+++ Extracted information +++

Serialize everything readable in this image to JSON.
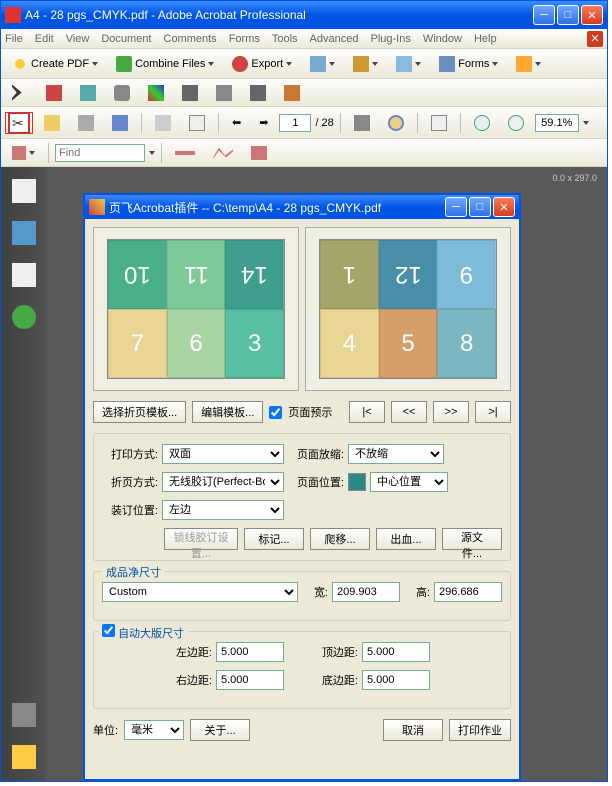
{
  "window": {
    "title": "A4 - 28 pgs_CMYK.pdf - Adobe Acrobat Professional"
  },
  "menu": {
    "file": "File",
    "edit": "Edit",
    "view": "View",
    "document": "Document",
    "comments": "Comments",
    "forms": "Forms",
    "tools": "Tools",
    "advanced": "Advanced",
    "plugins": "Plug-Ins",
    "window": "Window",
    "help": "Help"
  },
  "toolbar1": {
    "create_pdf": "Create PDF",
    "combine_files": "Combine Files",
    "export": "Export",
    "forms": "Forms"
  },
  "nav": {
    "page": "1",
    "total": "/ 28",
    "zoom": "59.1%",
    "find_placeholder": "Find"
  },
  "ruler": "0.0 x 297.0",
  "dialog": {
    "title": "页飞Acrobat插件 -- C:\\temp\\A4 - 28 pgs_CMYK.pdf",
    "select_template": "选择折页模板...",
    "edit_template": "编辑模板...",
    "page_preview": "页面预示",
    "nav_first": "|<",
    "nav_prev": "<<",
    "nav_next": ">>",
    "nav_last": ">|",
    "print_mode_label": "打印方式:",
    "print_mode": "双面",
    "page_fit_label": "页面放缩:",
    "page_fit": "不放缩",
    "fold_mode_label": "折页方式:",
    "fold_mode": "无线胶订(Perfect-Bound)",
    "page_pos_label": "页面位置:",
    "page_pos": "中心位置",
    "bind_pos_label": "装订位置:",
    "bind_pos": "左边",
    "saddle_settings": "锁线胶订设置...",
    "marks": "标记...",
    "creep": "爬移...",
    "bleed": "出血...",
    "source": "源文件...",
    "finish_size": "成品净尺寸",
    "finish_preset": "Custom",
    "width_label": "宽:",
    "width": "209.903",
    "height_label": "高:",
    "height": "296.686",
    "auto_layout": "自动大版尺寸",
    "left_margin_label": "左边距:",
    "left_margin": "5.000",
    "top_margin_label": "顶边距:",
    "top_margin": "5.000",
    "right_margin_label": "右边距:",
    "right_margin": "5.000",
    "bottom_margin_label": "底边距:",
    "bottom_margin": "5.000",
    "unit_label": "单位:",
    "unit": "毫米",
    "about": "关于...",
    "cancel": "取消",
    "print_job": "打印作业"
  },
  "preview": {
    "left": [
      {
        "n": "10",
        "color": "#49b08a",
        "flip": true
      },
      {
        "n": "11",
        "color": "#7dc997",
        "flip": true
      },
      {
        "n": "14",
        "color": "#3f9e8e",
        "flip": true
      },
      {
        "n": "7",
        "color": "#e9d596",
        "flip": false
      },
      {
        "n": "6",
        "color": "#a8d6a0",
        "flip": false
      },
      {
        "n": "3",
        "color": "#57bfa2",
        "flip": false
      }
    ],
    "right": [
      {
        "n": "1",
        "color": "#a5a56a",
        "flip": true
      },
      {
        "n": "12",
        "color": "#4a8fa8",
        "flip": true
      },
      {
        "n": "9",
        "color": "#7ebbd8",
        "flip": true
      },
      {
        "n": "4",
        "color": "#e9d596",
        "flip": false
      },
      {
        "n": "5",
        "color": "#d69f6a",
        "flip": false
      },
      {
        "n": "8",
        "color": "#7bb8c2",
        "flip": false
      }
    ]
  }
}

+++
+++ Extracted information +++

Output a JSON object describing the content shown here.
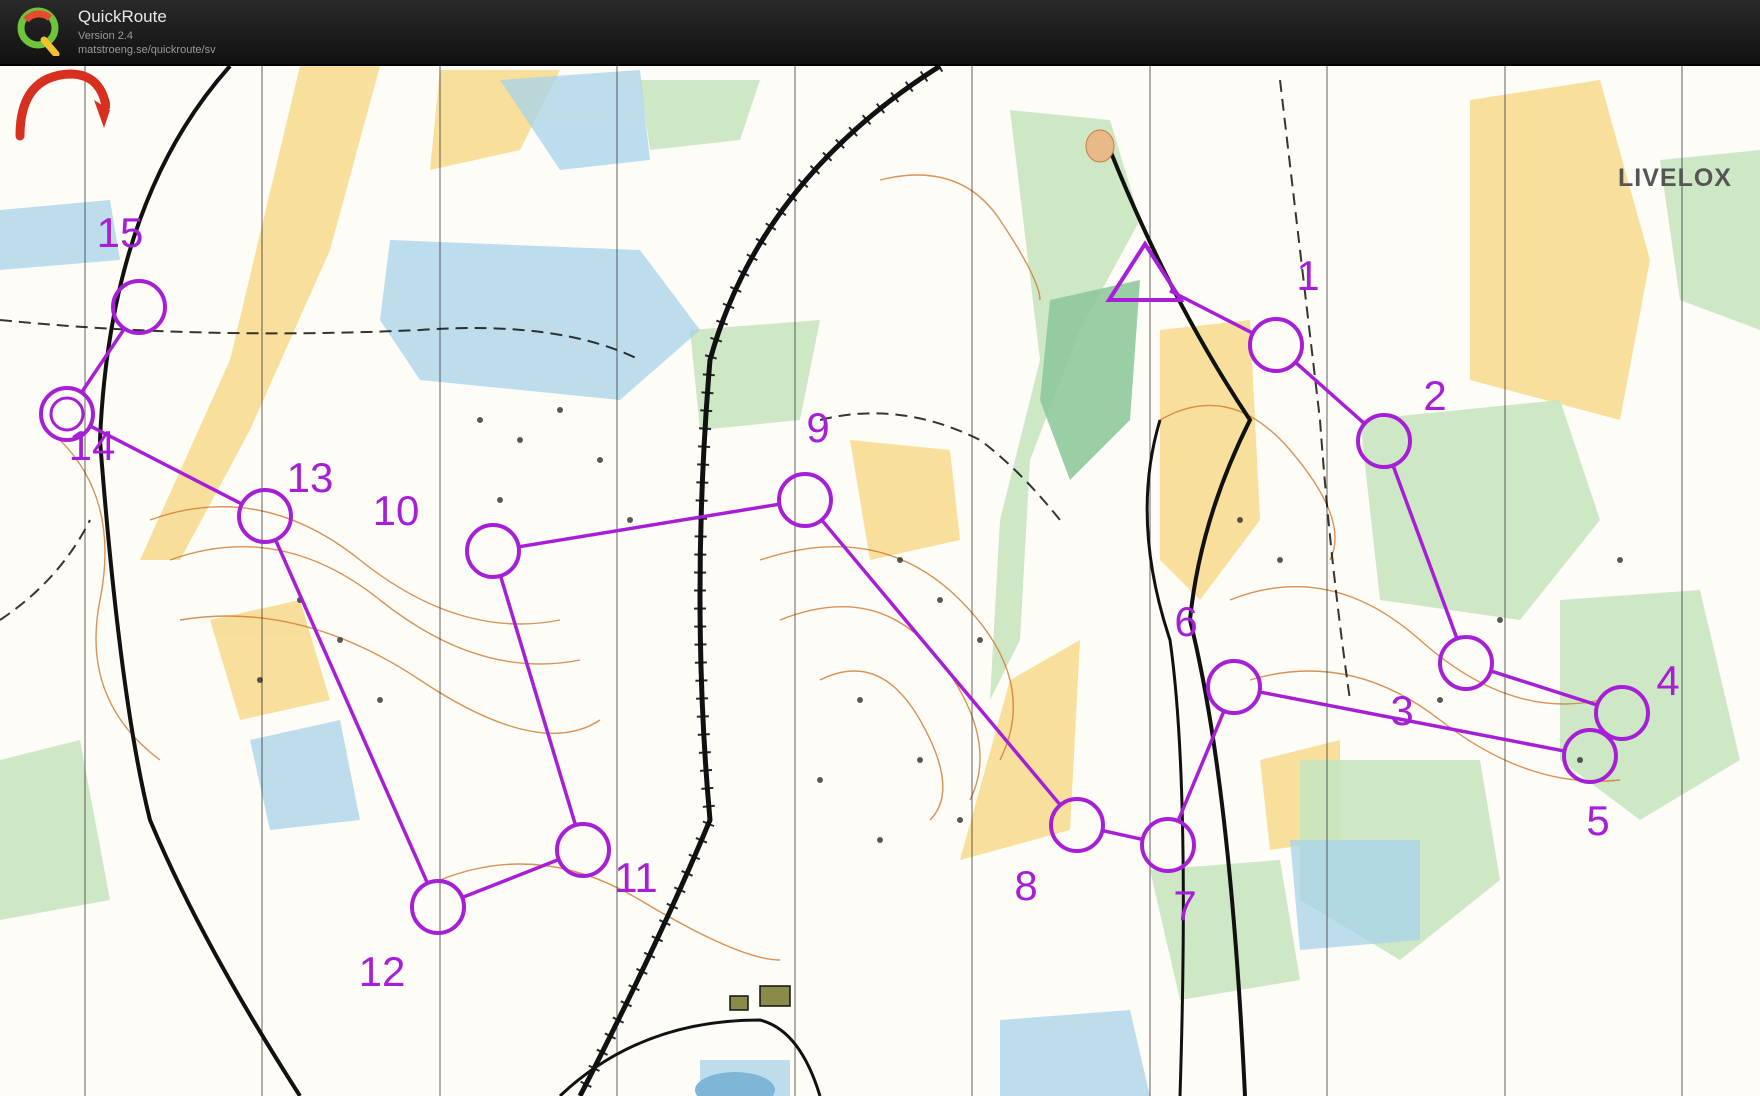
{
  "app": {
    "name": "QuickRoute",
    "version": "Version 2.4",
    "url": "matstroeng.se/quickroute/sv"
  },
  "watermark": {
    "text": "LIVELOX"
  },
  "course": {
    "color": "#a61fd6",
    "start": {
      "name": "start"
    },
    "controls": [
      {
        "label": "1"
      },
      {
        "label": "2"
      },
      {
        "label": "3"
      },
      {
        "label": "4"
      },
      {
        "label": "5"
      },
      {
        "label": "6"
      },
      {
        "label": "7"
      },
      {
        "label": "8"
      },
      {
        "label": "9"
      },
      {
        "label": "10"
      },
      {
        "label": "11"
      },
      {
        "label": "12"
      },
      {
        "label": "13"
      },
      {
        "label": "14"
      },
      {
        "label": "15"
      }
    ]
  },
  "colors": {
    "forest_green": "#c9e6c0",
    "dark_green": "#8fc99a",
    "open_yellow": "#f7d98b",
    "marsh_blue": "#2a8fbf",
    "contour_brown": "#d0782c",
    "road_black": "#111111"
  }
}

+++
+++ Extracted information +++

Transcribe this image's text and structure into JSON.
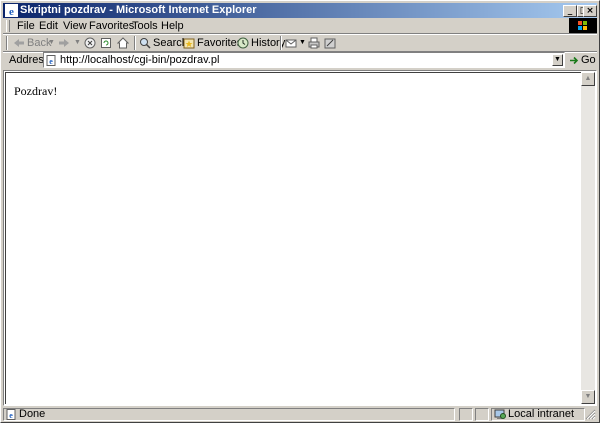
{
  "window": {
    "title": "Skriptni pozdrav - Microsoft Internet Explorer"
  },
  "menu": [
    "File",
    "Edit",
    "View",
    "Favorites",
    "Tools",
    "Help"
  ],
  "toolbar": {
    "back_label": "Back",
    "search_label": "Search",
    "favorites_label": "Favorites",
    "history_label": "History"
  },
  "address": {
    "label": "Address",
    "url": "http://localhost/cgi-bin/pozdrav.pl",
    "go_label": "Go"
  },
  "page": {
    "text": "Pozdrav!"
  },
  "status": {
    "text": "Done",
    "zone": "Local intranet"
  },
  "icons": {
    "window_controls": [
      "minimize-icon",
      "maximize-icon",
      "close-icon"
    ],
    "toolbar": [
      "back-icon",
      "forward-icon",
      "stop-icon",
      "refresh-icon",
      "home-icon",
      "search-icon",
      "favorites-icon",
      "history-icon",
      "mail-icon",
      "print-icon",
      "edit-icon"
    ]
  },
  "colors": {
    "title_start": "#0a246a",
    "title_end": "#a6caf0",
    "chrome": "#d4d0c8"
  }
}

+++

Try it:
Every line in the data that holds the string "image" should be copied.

Response below:
Serialize everything readable in this image to JSON.
Transcribe this image's text and structure into JSON.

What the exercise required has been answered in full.